Output the entries word for word. Omit images.

(Page and application data records)
== Segment start ==

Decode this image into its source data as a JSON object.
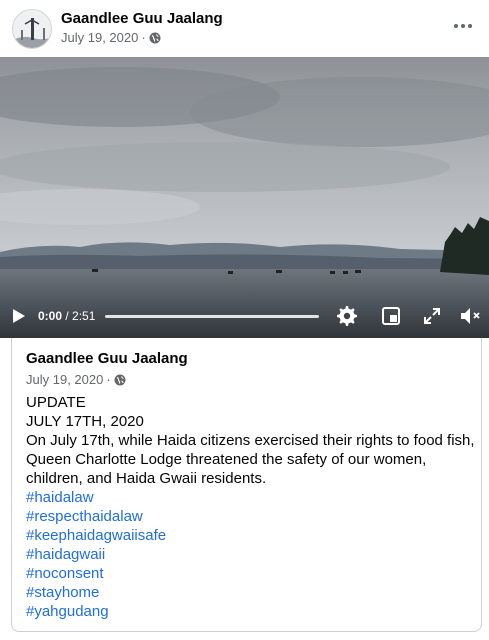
{
  "post": {
    "author": "Gaandlee Guu Jaalang",
    "date": "July 19, 2020",
    "separator": "·",
    "privacy_icon": "globe-icon",
    "more_icon": "more-options-icon"
  },
  "video": {
    "current_time": "0:00",
    "duration": "2:51",
    "time_separator": " / ",
    "progress": 0,
    "icons": [
      "play-icon",
      "settings-icon",
      "miniplayer-icon",
      "fullscreen-icon",
      "volume-muted-icon"
    ]
  },
  "shared": {
    "author": "Gaandlee Guu Jaalang",
    "date": "July 19, 2020",
    "separator": "·",
    "lines": [
      "UPDATE",
      "JULY 17TH, 2020",
      "On July 17th, while Haida citizens exercised their rights to food fish, Queen Charlotte Lodge threatened the safety of our women, children, and Haida Gwaii residents."
    ],
    "hashtags": [
      "#haidalaw",
      "#respecthaidalaw",
      "#keephaidagwaiisafe",
      "#haidagwaii",
      "#noconsent",
      "#stayhome",
      "#yahgudang"
    ]
  },
  "colors": {
    "link": "#216fdb",
    "meta": "#65676b",
    "border": "#ced0d4"
  }
}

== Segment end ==

Solution:
Decode this image into its source data as a JSON object.
{
  "post": {
    "author": "Gaandlee Guu Jaalang",
    "date": "July 19, 2020",
    "separator": "·",
    "privacy_icon": "globe-icon",
    "more_icon": "more-options-icon"
  },
  "video": {
    "current_time": "0:00",
    "duration": "2:51",
    "time_separator": " / ",
    "progress": 0,
    "icons": [
      "play-icon",
      "settings-icon",
      "miniplayer-icon",
      "fullscreen-icon",
      "volume-muted-icon"
    ]
  },
  "shared": {
    "author": "Gaandlee Guu Jaalang",
    "date": "July 19, 2020",
    "separator": "·",
    "lines": [
      "UPDATE",
      "JULY 17TH, 2020",
      "On July 17th, while Haida citizens exercised their rights to food fish, Queen Charlotte Lodge threatened the safety of our women, children, and Haida Gwaii residents."
    ],
    "hashtags": [
      "#haidalaw",
      "#respecthaidalaw",
      "#keephaidagwaiisafe",
      "#haidagwaii",
      "#noconsent",
      "#stayhome",
      "#yahgudang"
    ]
  },
  "colors": {
    "link": "#216fdb",
    "meta": "#65676b",
    "border": "#ced0d4"
  }
}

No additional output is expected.